[Element data from apps and pages]
....

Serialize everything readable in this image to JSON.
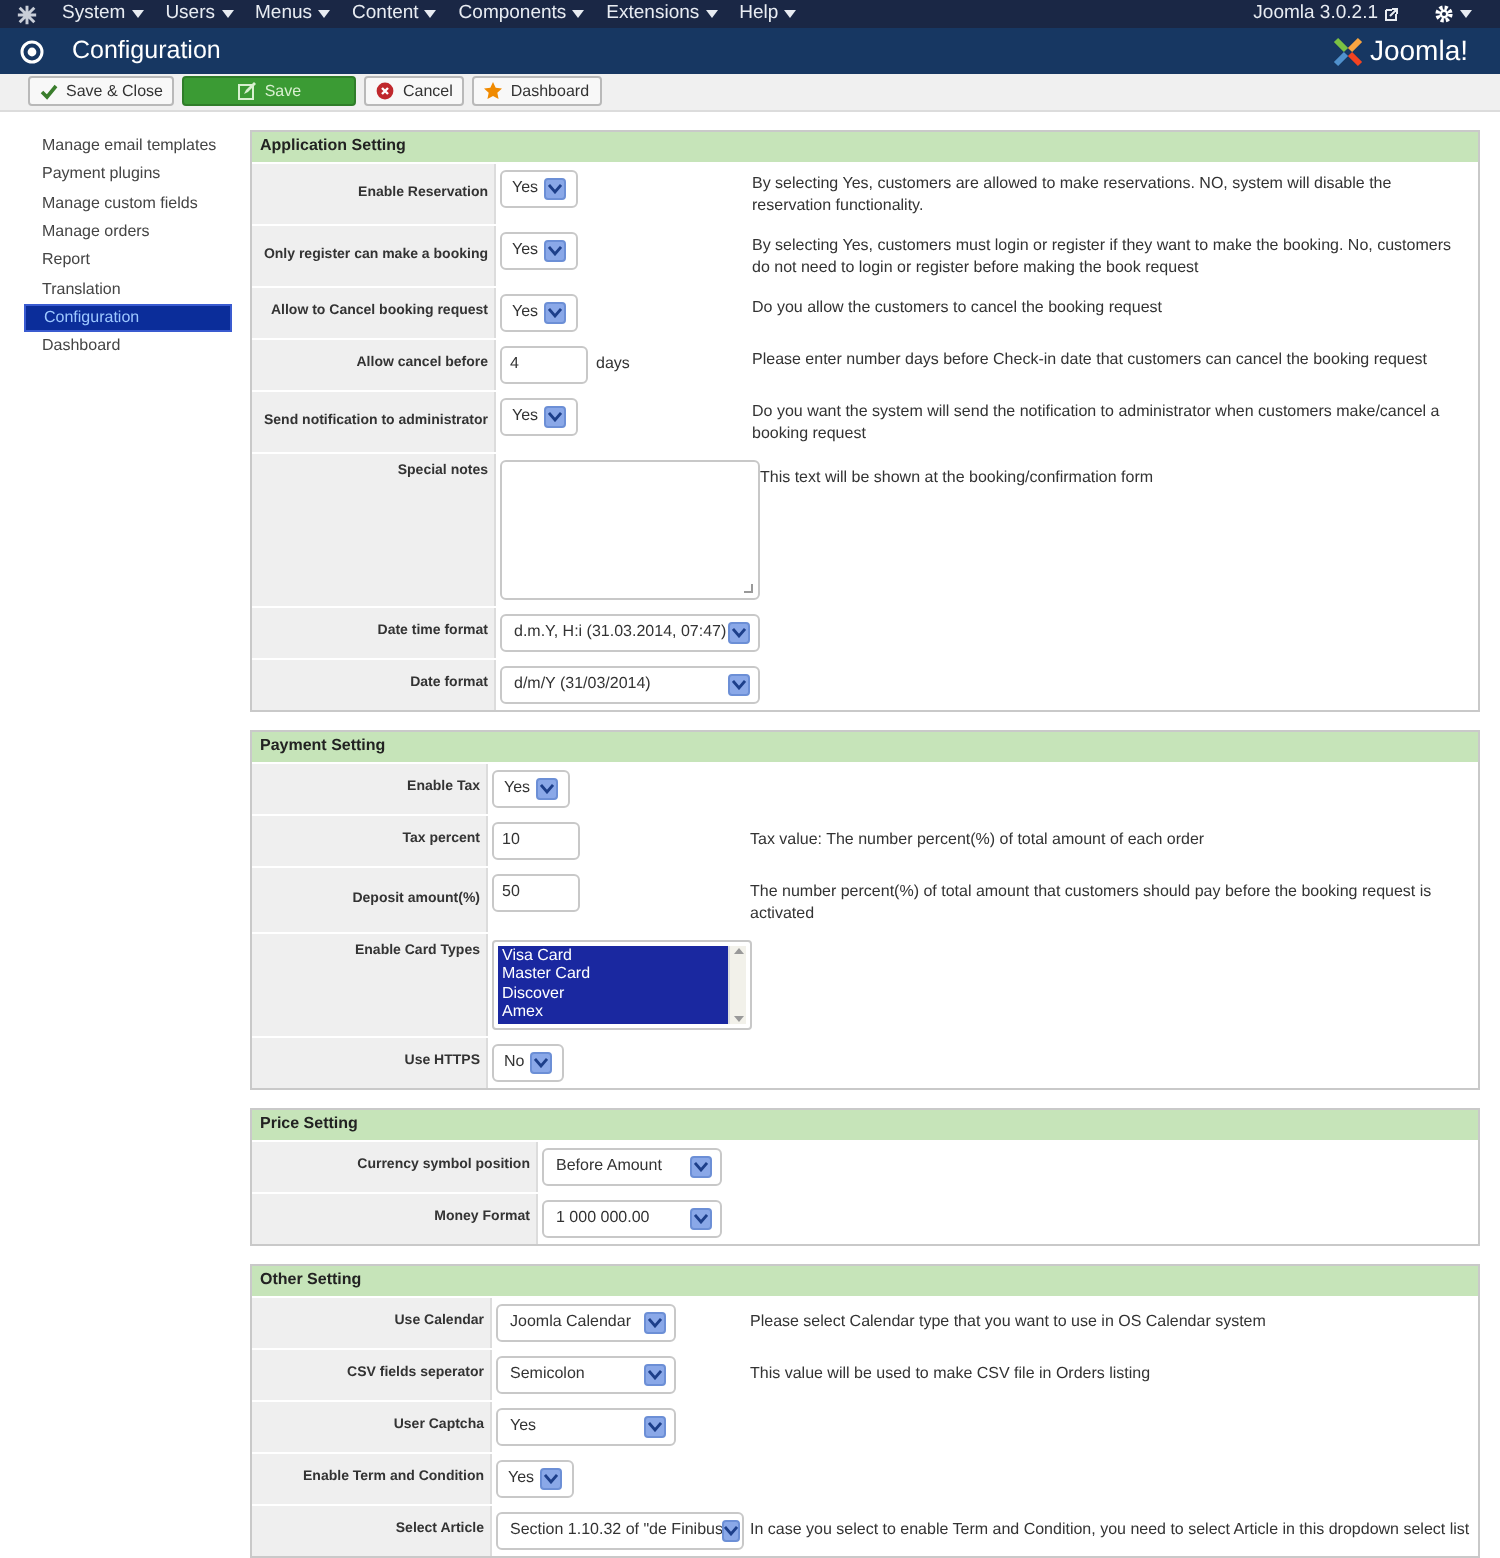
{
  "top_menu": {
    "items": [
      "System",
      "Users",
      "Menus",
      "Content",
      "Components",
      "Extensions",
      "Help"
    ],
    "version": "Joomla 3.0.2.1"
  },
  "header": {
    "title": "Configuration",
    "logo_text": "Joomla!"
  },
  "toolbar": [
    {
      "label": "Save & Close",
      "kind": "default"
    },
    {
      "label": "Save",
      "kind": "primary"
    },
    {
      "label": "Cancel",
      "kind": "default"
    },
    {
      "label": "Dashboard",
      "kind": "default"
    }
  ],
  "sidebar": {
    "items": [
      {
        "label": "Manage email templates",
        "selected": false
      },
      {
        "label": "Payment plugins",
        "selected": false
      },
      {
        "label": "Manage custom fields",
        "selected": false
      },
      {
        "label": "Manage orders",
        "selected": false
      },
      {
        "label": "Report",
        "selected": false
      },
      {
        "label": "Translation",
        "selected": false
      },
      {
        "label": "Configuration",
        "selected": true
      },
      {
        "label": "Dashboard",
        "selected": false
      }
    ]
  },
  "sections": [
    {
      "title": "Application Setting",
      "rows": [
        {
          "label": "Enable Reservation",
          "kind": "select",
          "value": "Yes",
          "description": "By selecting Yes, customers are allowed to make reservations. NO, system will disable the reservation functionality."
        },
        {
          "label": "Only register can make a booking",
          "kind": "select",
          "value": "Yes",
          "description": "By selecting Yes, customers must login or register if they want to make the booking. No, customers do not need to login or register before making the book request"
        },
        {
          "label": "Allow to Cancel booking request",
          "kind": "select",
          "value": "Yes",
          "description": "Do you allow the customers to cancel the booking request"
        },
        {
          "label": "Allow cancel before",
          "kind": "input",
          "value": "4",
          "suffix": "days",
          "description": "Please enter number days before Check-in date that customers can cancel the booking request"
        },
        {
          "label": "Send notification to administrator",
          "kind": "select",
          "value": "Yes",
          "description": "Do you want the system will send the notification to administrator when customers make/cancel a booking request"
        },
        {
          "label": "Special notes",
          "kind": "textarea",
          "description": "This text will be shown at the booking/confirmation form"
        },
        {
          "label": "Date time format",
          "kind": "dropdown",
          "value": "d.m.Y, H:i (31.03.2014, 07:47)"
        },
        {
          "label": "Date format",
          "kind": "dropdown",
          "value": "d/m/Y (31/03/2014)"
        }
      ]
    },
    {
      "title": "Payment Setting",
      "rows": [
        {
          "label": "Enable Tax",
          "kind": "select",
          "value": "Yes"
        },
        {
          "label": "Tax percent",
          "kind": "input",
          "value": "10",
          "description": "Tax value: The number percent(%) of total amount of each order"
        },
        {
          "label": "Deposit amount(%)",
          "kind": "input",
          "value": "50",
          "description": "The number percent(%) of total amount that customers should pay before the booking request is activated"
        },
        {
          "label": "Enable Card Types",
          "kind": "listbox",
          "options": [
            {
              "label": "Visa Card",
              "selected": true
            },
            {
              "label": "Master Card",
              "selected": true
            },
            {
              "label": "Discover",
              "selected": true
            },
            {
              "label": "Amex",
              "selected": true
            }
          ]
        },
        {
          "label": "Use HTTPS",
          "kind": "select",
          "value": "No"
        }
      ]
    },
    {
      "title": "Price Setting",
      "rows": [
        {
          "label": "Currency symbol position",
          "kind": "dropdown",
          "value": "Before Amount"
        },
        {
          "label": "Money Format",
          "kind": "dropdown",
          "value": "1 000 000.00"
        }
      ]
    },
    {
      "title": "Other Setting",
      "rows": [
        {
          "label": "Use Calendar",
          "kind": "dropdown",
          "value": "Joomla Calendar",
          "description": "Please select Calendar type that you want to use in OS Calendar system"
        },
        {
          "label": "CSV fields seperator",
          "kind": "dropdown",
          "value": "Semicolon",
          "description": "This value will be used to make CSV file in Orders listing"
        },
        {
          "label": "User Captcha",
          "kind": "dropdown",
          "value": "Yes"
        },
        {
          "label": "Enable Term and Condition",
          "kind": "select",
          "value": "Yes"
        },
        {
          "label": "Select Article",
          "kind": "dropdown",
          "value": "Section 1.10.32 of \"de Finibus",
          "description": "In case you select to enable Term and Condition, you need to select Article in this dropdown select list"
        }
      ]
    }
  ]
}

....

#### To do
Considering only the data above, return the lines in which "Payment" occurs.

#### Written answer
        "label": "Payment plugins",
      "title": "Payment Setting",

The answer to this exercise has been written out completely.